b. Manzanita's Knowledge of Jordan's Negligence and Fraud.

Because we find that Manzanita's damages did not occur until the official denial of coverage in January 1984, the same month in which Manzanita filed its lawsuit claiming negligence and misrepresentation, the statute of limitations does not bar the claims, regardless of when Manzanita "knew or should have known" of Jordan's alleged negligence and misrepresentations. Thus we need not review the district court's finding that Manzanita's knowledge dates from its receipt of INA's second reservation of rights letter.2 

The limitations period on a breach of oral contract is three years. Ariz.Rev.Stat. Sec. 12-543. For a cause of action to accrue for limitation purposes, some event in the nature of a breach of contract must have occurred.

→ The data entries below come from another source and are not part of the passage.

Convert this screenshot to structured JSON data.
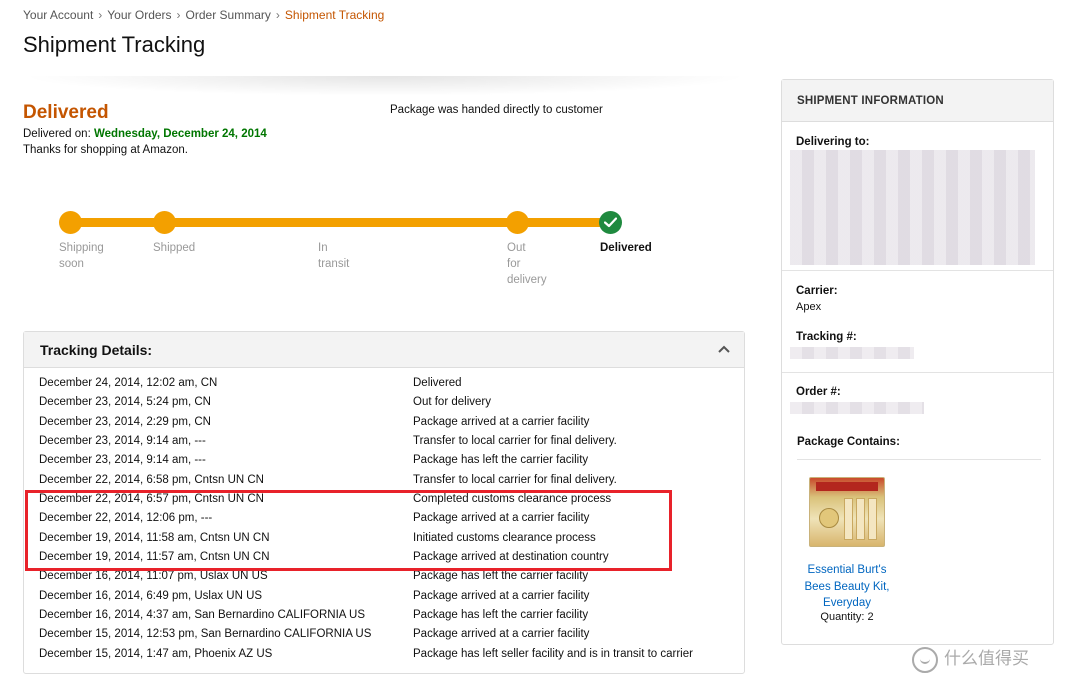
{
  "breadcrumb": {
    "items": [
      "Your Account",
      "Your Orders",
      "Order Summary"
    ],
    "separator": "›",
    "current": "Shipment Tracking"
  },
  "page_title": "Shipment Tracking",
  "status": {
    "heading": "Delivered",
    "delivered_on_label": "Delivered on:",
    "delivered_on_date": "Wednesday, December 24, 2014",
    "thanks": "Thanks for shopping at Amazon.",
    "handed_note": "Package was handed directly to customer"
  },
  "progress": {
    "steps": [
      {
        "label_line1": "Shipping",
        "label_line2": "soon",
        "label_line3": ""
      },
      {
        "label_line1": "Shipped",
        "label_line2": "",
        "label_line3": ""
      },
      {
        "label_line1": "In",
        "label_line2": "transit",
        "label_line3": ""
      },
      {
        "label_line1": "Out",
        "label_line2": "for",
        "label_line3": "delivery"
      },
      {
        "label_line1": "Delivered",
        "label_line2": "",
        "label_line3": ""
      }
    ],
    "completed_fraction": 1.0,
    "colors": {
      "track": "#f3a000",
      "complete": "#1f8a3f"
    }
  },
  "tracking": {
    "title": "Tracking Details:",
    "events": [
      {
        "when": "December 24, 2014, 12:02 am,   CN",
        "what": "Delivered"
      },
      {
        "when": "December 23, 2014, 5:24 pm,   CN",
        "what": "Out for delivery"
      },
      {
        "when": "December 23, 2014, 2:29 pm,   CN",
        "what": "Package arrived at a carrier facility"
      },
      {
        "when": "December 23, 2014, 9:14 am, ---",
        "what": "Transfer to local carrier for final delivery."
      },
      {
        "when": "December 23, 2014, 9:14 am, ---",
        "what": "Package has left the carrier facility"
      },
      {
        "when": "December 22, 2014, 6:58 pm, Cntsn UN CN",
        "what": "Transfer to local carrier for final delivery."
      },
      {
        "when": "December 22, 2014, 6:57 pm, Cntsn UN CN",
        "what": "Completed customs clearance process"
      },
      {
        "when": "December 22, 2014, 12:06 pm, ---",
        "what": "Package arrived at a carrier facility"
      },
      {
        "when": "December 19, 2014, 11:58 am, Cntsn UN CN",
        "what": "Initiated customs clearance process"
      },
      {
        "when": "December 19, 2014, 11:57 am, Cntsn UN CN",
        "what": "Package arrived at destination country"
      },
      {
        "when": "December 16, 2014, 11:07 pm, Uslax UN US",
        "what": "Package has left the carrier facility"
      },
      {
        "when": "December 16, 2014, 6:49 pm, Uslax UN US",
        "what": "Package arrived at a carrier facility"
      },
      {
        "when": "December 16, 2014, 4:37 am, San Bernardino CALIFORNIA US",
        "what": "Package has left the carrier facility"
      },
      {
        "when": "December 15, 2014, 12:53 pm, San Bernardino CALIFORNIA US",
        "what": "Package arrived at a carrier facility"
      },
      {
        "when": "December 15, 2014, 1:47 am, Phoenix AZ US",
        "what": "Package has left seller facility and is in transit to carrier"
      }
    ],
    "highlight_color": "#e8222a"
  },
  "shipment_info": {
    "title": "SHIPMENT INFORMATION",
    "delivering_to_label": "Delivering to:",
    "carrier_label": "Carrier:",
    "carrier_value": "Apex",
    "tracking_label": "Tracking #:",
    "order_label": "Order #:",
    "package_contains_label": "Package Contains:",
    "item": {
      "name_line1": "Essential Burt's",
      "name_line2": "Bees Beauty Kit,",
      "name_line3": "Everyday",
      "quantity": "Quantity: 2"
    }
  },
  "watermark": "什么值得买",
  "colors": {
    "brand_orange": "#c45500",
    "delivered_green": "#007600",
    "link_blue": "#0066c0"
  }
}
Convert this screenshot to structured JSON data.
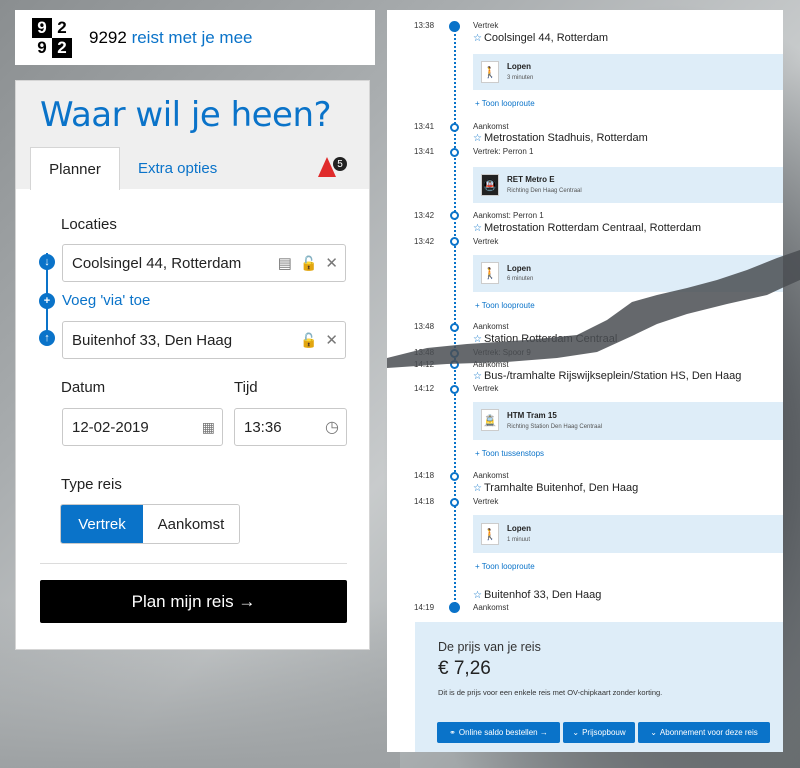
{
  "brand": {
    "logo_digits": [
      "9",
      "2",
      "9",
      "2"
    ],
    "name": "9292",
    "tagline": "reist met je mee"
  },
  "planner": {
    "heading": "Waar wil je heen?",
    "tabs": {
      "planner": "Planner",
      "extra": "Extra opties"
    },
    "alert_count": "5",
    "locations_label": "Locaties",
    "from_value": "Coolsingel 44, Rotterdam",
    "via_label": "Voeg 'via' toe",
    "to_value": "Buitenhof 33, Den Haag",
    "date_label": "Datum",
    "date_value": "12-02-2019",
    "time_label": "Tijd",
    "time_value": "13:36",
    "type_label": "Type reis",
    "type_depart": "Vertrek",
    "type_arrive": "Aankomst",
    "plan_button": "Plan mijn reis →"
  },
  "itinerary": {
    "steps": [
      {
        "time": "13:38",
        "sub": "Vertrek",
        "place": "Coolsingel 44, Rotterdam"
      },
      {
        "leg": "Lopen",
        "detail": "3 minuten",
        "link": "+ Toon looproute"
      },
      {
        "time": "13:41",
        "sub": "Aankomst",
        "place": "Metrostation Stadhuis, Rotterdam"
      },
      {
        "time": "13:41",
        "sub": "Vertrek: Perron 1"
      },
      {
        "leg": "RET Metro E",
        "detail": "Richting Den Haag Centraal"
      },
      {
        "time": "13:42",
        "sub": "Aankomst: Perron 1",
        "place": "Metrostation Rotterdam Centraal, Rotterdam"
      },
      {
        "time": "13:42",
        "sub": "Vertrek"
      },
      {
        "leg": "Lopen",
        "detail": "6 minuten",
        "link": "+ Toon looproute"
      },
      {
        "time": "13:48",
        "sub": "Aankomst",
        "place": "Station Rotterdam Centraal"
      },
      {
        "time": "13:48",
        "sub": "Vertrek: Spoor 9"
      },
      {
        "time": "14:12",
        "sub": "Aankomst",
        "place": "Bus-/tramhalte Rijswijkseplein/Station HS, Den Haag"
      },
      {
        "time": "14:12",
        "sub": "Vertrek"
      },
      {
        "leg": "HTM Tram 15",
        "detail": "Richting Station Den Haag Centraal",
        "link": "+ Toon tussenstops"
      },
      {
        "time": "14:18",
        "sub": "Aankomst",
        "place": "Tramhalte Buitenhof, Den Haag"
      },
      {
        "time": "14:18",
        "sub": "Vertrek"
      },
      {
        "leg": "Lopen",
        "detail": "1 minuut",
        "link": "+ Toon looproute"
      },
      {
        "time": "14:19",
        "sub": "Aankomst",
        "place": "Buitenhof 33, Den Haag"
      }
    ]
  },
  "price": {
    "title": "De prijs van je reis",
    "amount": "€ 7,26",
    "note": "Dit is de prijs voor een enkele reis met OV-chipkaart zonder korting.",
    "btn_online": "Online saldo bestellen →",
    "btn_build": "Prijsopbouw",
    "btn_sub": "Abonnement voor deze reis"
  },
  "colors": {
    "accent": "#0a73c9",
    "leg_bg": "#deedf8",
    "alert": "#e02b2b"
  }
}
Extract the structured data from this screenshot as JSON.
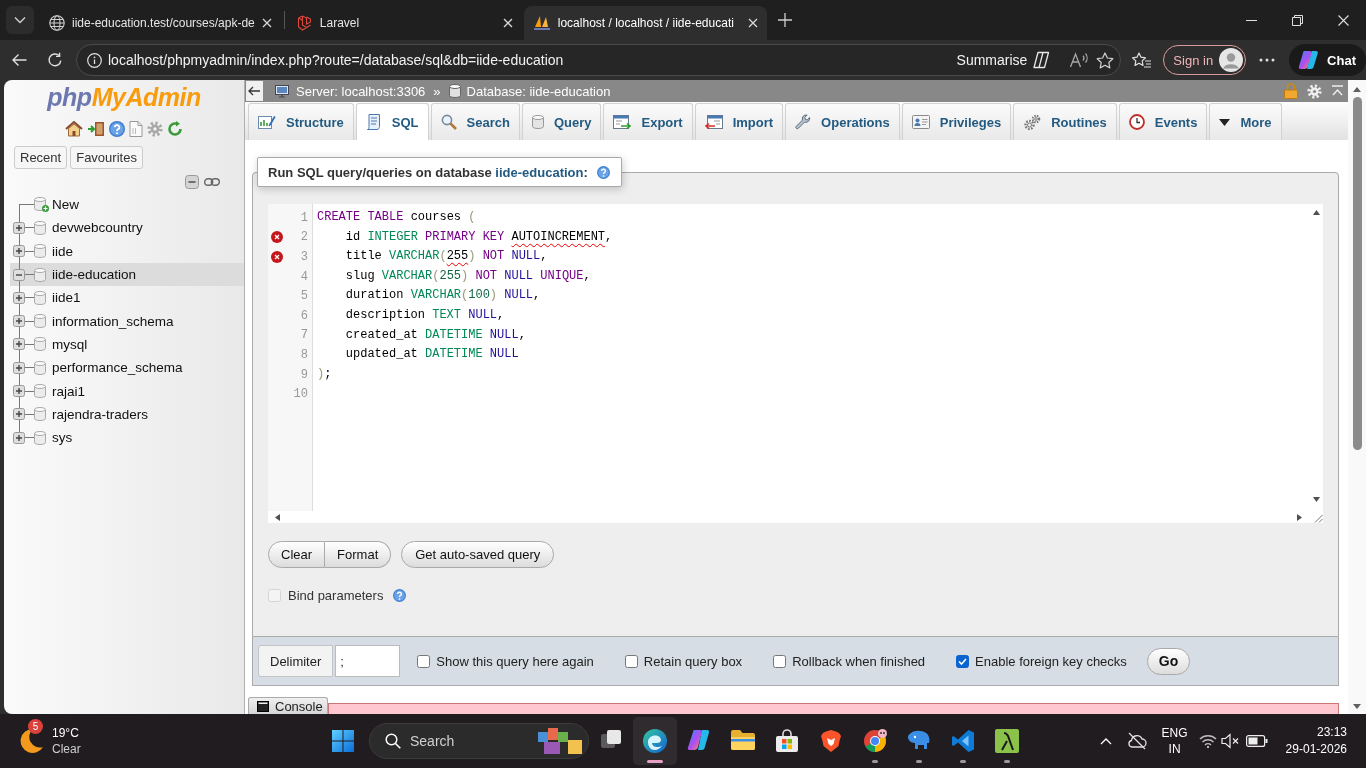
{
  "browser": {
    "tabs": [
      {
        "title": "iide-education.test/courses/apk-de",
        "selected": false
      },
      {
        "title": "Laravel",
        "selected": false
      },
      {
        "title": "localhost / localhost / iide-educati",
        "selected": true
      }
    ],
    "address": "localhost/phpmyadmin/index.php?route=/database/sql&db=iide-education",
    "summarise": "Summarise",
    "sign_in": "Sign in",
    "chat": "Chat"
  },
  "sidebar": {
    "logo": [
      "php",
      "MyAdmin"
    ],
    "buttons": [
      "Recent",
      "Favourites"
    ],
    "tree": [
      {
        "kind": "new",
        "label": "New",
        "selected": false
      },
      {
        "kind": "database",
        "label": "devwebcountry",
        "expanded": false,
        "selected": false
      },
      {
        "kind": "database",
        "label": "iide",
        "expanded": false,
        "selected": false
      },
      {
        "kind": "database",
        "label": "iide-education",
        "expanded": true,
        "selected": true
      },
      {
        "kind": "database",
        "label": "iide1",
        "expanded": false,
        "selected": false
      },
      {
        "kind": "database",
        "label": "information_schema",
        "expanded": false,
        "selected": false
      },
      {
        "kind": "database",
        "label": "mysql",
        "expanded": false,
        "selected": false
      },
      {
        "kind": "database",
        "label": "performance_schema",
        "expanded": false,
        "selected": false
      },
      {
        "kind": "database",
        "label": "rajai1",
        "expanded": false,
        "selected": false
      },
      {
        "kind": "database",
        "label": "rajendra-traders",
        "expanded": false,
        "selected": false
      },
      {
        "kind": "database",
        "label": "sys",
        "expanded": false,
        "selected": false
      }
    ]
  },
  "main": {
    "breadcrumb": {
      "server": "Server: localhost:3306",
      "separator": "»",
      "database": "Database: iide-education"
    },
    "tabs": [
      {
        "label": "Structure",
        "selected": false
      },
      {
        "label": "SQL",
        "selected": true
      },
      {
        "label": "Search",
        "selected": false
      },
      {
        "label": "Query",
        "selected": false
      },
      {
        "label": "Export",
        "selected": false
      },
      {
        "label": "Import",
        "selected": false
      },
      {
        "label": "Operations",
        "selected": false
      },
      {
        "label": "Privileges",
        "selected": false
      },
      {
        "label": "Routines",
        "selected": false
      },
      {
        "label": "Events",
        "selected": false
      },
      {
        "label": "More",
        "selected": false
      }
    ],
    "sql_panel": {
      "legend": {
        "text": "Run SQL query/queries on database",
        "database": "iide-education",
        "suffix": ":"
      },
      "editor": {
        "lines": [
          {
            "number": "1",
            "error": false,
            "tokens": [
              {
                "text": "CREATE ",
                "kind": "keyword"
              },
              {
                "text": "TABLE",
                "kind": "keyword"
              },
              {
                "text": " courses ",
                "kind": "plain"
              },
              {
                "text": "(",
                "kind": "bracket"
              }
            ]
          },
          {
            "number": "2",
            "error": true,
            "tokens": [
              {
                "text": "    id ",
                "kind": "plain"
              },
              {
                "text": "INTEGER ",
                "kind": "type"
              },
              {
                "text": "PRIMARY ",
                "kind": "keyword"
              },
              {
                "text": "KEY ",
                "kind": "keyword"
              },
              {
                "text": "AUTOINCREMENT",
                "kind": "error"
              },
              {
                "text": ",",
                "kind": "plain"
              }
            ]
          },
          {
            "number": "3",
            "error": true,
            "tokens": [
              {
                "text": "    title ",
                "kind": "plain"
              },
              {
                "text": "VARCHAR",
                "kind": "type"
              },
              {
                "text": "(",
                "kind": "bracket"
              },
              {
                "text": "255",
                "kind": "error"
              },
              {
                "text": ") ",
                "kind": "bracket"
              },
              {
                "text": "NOT ",
                "kind": "keyword"
              },
              {
                "text": "NULL",
                "kind": "atom"
              },
              {
                "text": ",",
                "kind": "plain"
              }
            ]
          },
          {
            "number": "4",
            "error": false,
            "tokens": [
              {
                "text": "    slug ",
                "kind": "plain"
              },
              {
                "text": "VARCHAR",
                "kind": "type"
              },
              {
                "text": "(",
                "kind": "bracket"
              },
              {
                "text": "255",
                "kind": "number"
              },
              {
                "text": ") ",
                "kind": "bracket"
              },
              {
                "text": "NOT ",
                "kind": "keyword"
              },
              {
                "text": "NULL ",
                "kind": "atom"
              },
              {
                "text": "UNIQUE",
                "kind": "keyword"
              },
              {
                "text": ",",
                "kind": "plain"
              }
            ]
          },
          {
            "number": "5",
            "error": false,
            "tokens": [
              {
                "text": "    duration ",
                "kind": "plain"
              },
              {
                "text": "VARCHAR",
                "kind": "type"
              },
              {
                "text": "(",
                "kind": "bracket"
              },
              {
                "text": "100",
                "kind": "number"
              },
              {
                "text": ") ",
                "kind": "bracket"
              },
              {
                "text": "NULL",
                "kind": "atom"
              },
              {
                "text": ",",
                "kind": "plain"
              }
            ]
          },
          {
            "number": "6",
            "error": false,
            "tokens": [
              {
                "text": "    description ",
                "kind": "plain"
              },
              {
                "text": "TEXT ",
                "kind": "type"
              },
              {
                "text": "NULL",
                "kind": "atom"
              },
              {
                "text": ",",
                "kind": "plain"
              }
            ]
          },
          {
            "number": "7",
            "error": false,
            "tokens": [
              {
                "text": "    created_at ",
                "kind": "plain"
              },
              {
                "text": "DATETIME ",
                "kind": "type"
              },
              {
                "text": "NULL",
                "kind": "atom"
              },
              {
                "text": ",",
                "kind": "plain"
              }
            ]
          },
          {
            "number": "8",
            "error": false,
            "tokens": [
              {
                "text": "    updated_at ",
                "kind": "plain"
              },
              {
                "text": "DATETIME ",
                "kind": "type"
              },
              {
                "text": "NULL",
                "kind": "atom"
              }
            ]
          },
          {
            "number": "9",
            "error": false,
            "tokens": [
              {
                "text": ")",
                "kind": "bracket"
              },
              {
                "text": ";",
                "kind": "plain"
              }
            ]
          },
          {
            "number": "10",
            "error": false
          }
        ]
      },
      "buttons": [
        "Clear",
        "Format",
        "Get auto-saved query"
      ],
      "bind_parameters": {
        "label": "Bind parameters",
        "checked": false,
        "disabled": true
      }
    },
    "options_bar": {
      "delimiter_label": "Delimiter",
      "delimiter": ";",
      "options": [
        {
          "label": "Show this query here again",
          "checked": false
        },
        {
          "label": "Retain query box",
          "checked": false
        },
        {
          "label": "Rollback when finished",
          "checked": false
        },
        {
          "label": "Enable foreign key checks",
          "checked": true
        }
      ],
      "go": "Go"
    },
    "console": {
      "label": "Console"
    }
  },
  "taskbar": {
    "weather": {
      "badge": "5",
      "temperature": "19°C",
      "condition": "Clear"
    },
    "search": {
      "placeholder": "Search"
    },
    "apps": [
      {
        "running": false,
        "selected": false
      },
      {
        "running": true,
        "selected": true
      },
      {
        "running": false,
        "selected": false
      },
      {
        "running": false,
        "selected": false
      },
      {
        "running": false,
        "selected": false
      },
      {
        "running": false,
        "selected": false
      },
      {
        "running": true,
        "selected": false
      },
      {
        "running": true,
        "selected": false
      },
      {
        "running": true,
        "selected": false
      },
      {
        "running": true,
        "selected": false
      }
    ],
    "language": "ENG",
    "region": "IN",
    "time": "23:13",
    "date": "29-01-2026"
  }
}
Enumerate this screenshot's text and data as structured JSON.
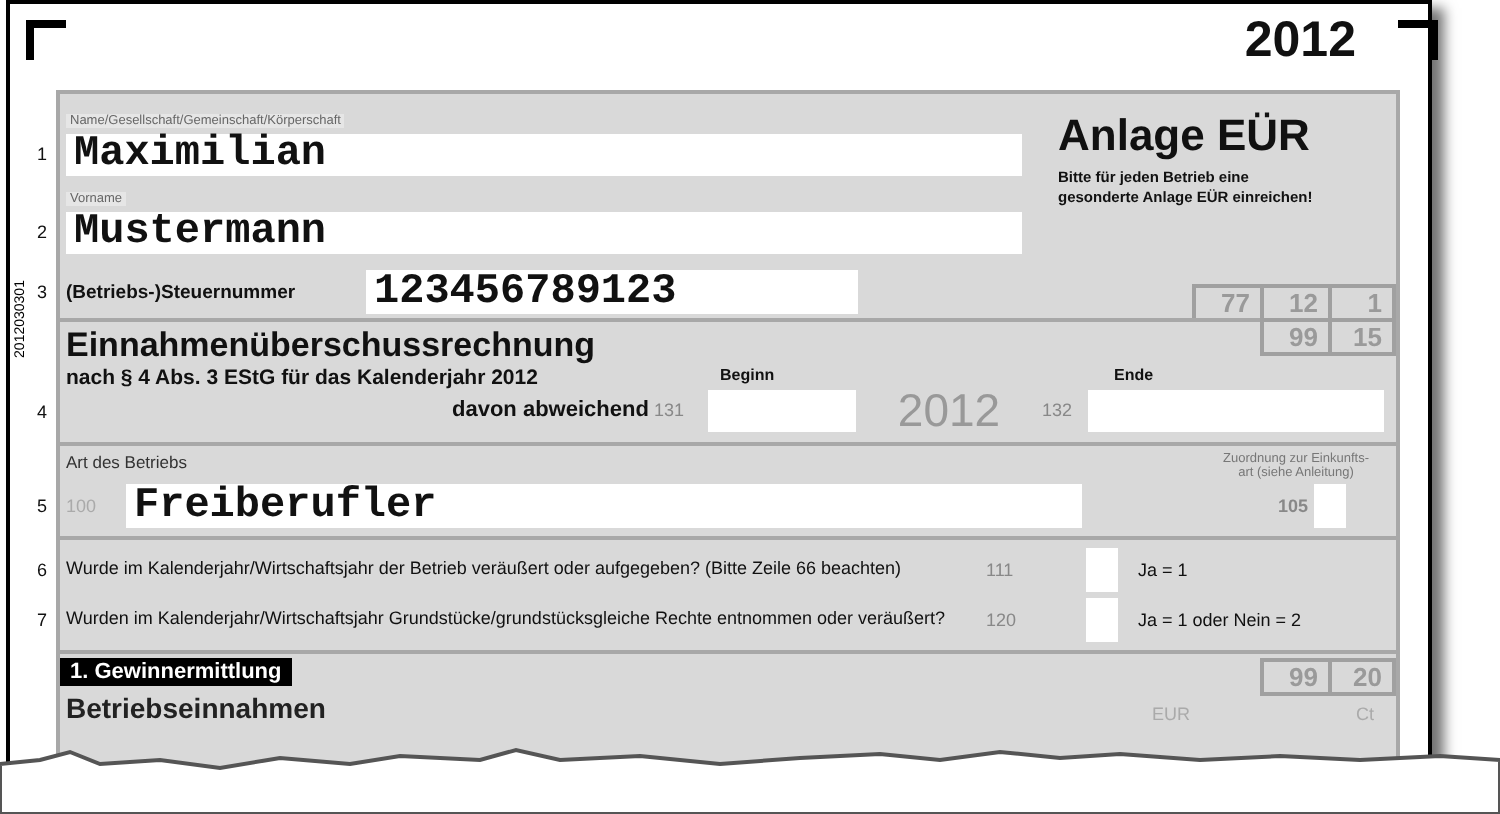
{
  "corner_year": "2012",
  "barcode_text": "2012030301",
  "header": {
    "title": "Anlage EÜR",
    "note": "Bitte für jeden Betrieb eine gesonderte Anlage EÜR einreichen!",
    "codes": [
      "77",
      "12",
      "1"
    ]
  },
  "taxpayer": {
    "name_label": "Name/Gesellschaft/Gemeinschaft/Körperschaft",
    "name_line": "1",
    "name": "Maximilian",
    "first_name_label": "Vorname",
    "first_name_line": "2",
    "first_name": "Mustermann",
    "tax_number_line": "3",
    "tax_number_label": "(Betriebs-)Steuernummer",
    "tax_number": "123456789123"
  },
  "period": {
    "codes": [
      "99",
      "15"
    ],
    "title": "Einnahmenüberschussrechnung",
    "subtitle": "nach § 4 Abs. 3 EStG für das Kalenderjahr 2012",
    "begin_label": "Beginn",
    "end_label": "Ende",
    "line": "4",
    "deviation_label": "davon abweichend",
    "begin_code": "131",
    "year": "2012",
    "end_code": "132"
  },
  "business": {
    "label": "Art des Betriebs",
    "assignment_label": "Zuordnung zur Einkunfts-art (siehe Anleitung)",
    "line": "5",
    "type_code": "100",
    "type": "Freiberufler",
    "assignment_code": "105"
  },
  "questions": [
    {
      "line": "6",
      "text": "Wurde im Kalenderjahr/Wirtschaftsjahr der Betrieb veräußert oder aufgegeben? (Bitte Zeile 66 beachten)",
      "code": "111",
      "answer_hint": "Ja = 1"
    },
    {
      "line": "7",
      "text": "Wurden im Kalenderjahr/Wirtschaftsjahr Grundstücke/grundstücksgleiche Rechte entnommen oder veräußert?",
      "code": "120",
      "answer_hint": "Ja = 1 oder Nein = 2"
    }
  ],
  "section": {
    "title": "1. Gewinnermittlung",
    "codes": [
      "99",
      "20"
    ],
    "heading": "Betriebseinnahmen",
    "currency_label": "EUR",
    "cents_label": "Ct"
  }
}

Western Cas. & Sur. Co. v. Evans, 130 Ariz. 333, 636 P.2d 111, 114 (Ct.App.1981), citing Maguire v. Hibernia Savings & Loan Soc'y, 23 Cal. 2d 719, 146 P.2d 673 (1944). Because, taking Manzanita's allegations as true, Jordan's failure to provide coverage for race participants as requested by Hall constituted a breach of their oral agreement, the statutory period had long since run by the time Manzanita filed this action.

We therefore reverse the district court's grant of summary judgment in favor of defendants Jordan, Land Speed and Haas & Wilkerson on the negligence and misrepresentation claims, and affirm as to the breach of contract claim.

 *

The Honorable Samuel P. King, Senior United States District Judge, District of Hawaii, sitting by designation

 1

Because of our decision on the conflict of interest issue, we do not reach Manzanita's argument that collateral estoppel should not apply because the jury verdict in Zeeman was the result of jury compromise

 2

We note, however, that the letter does not inform Manzanita of an actual, as opposed to speculative, injury. The letter opined that Zeeman was not an employee, and stated that it would deny coverage only if a court found otherwise. At least one other court, in an action that was similarly litigated prior to final resolution of the insurer's coverage, found that the insured "knew or should have known that his insurance broker sold him an insurance policy which was inadequate because it afforded incomplete coverage" on the day the insurer disclaimed liability and declined to provide a defense, not before. American Home Assurance Co. v. Osbourn, 47 Md.App. 73, 422 A.2d 8, 16 (1980)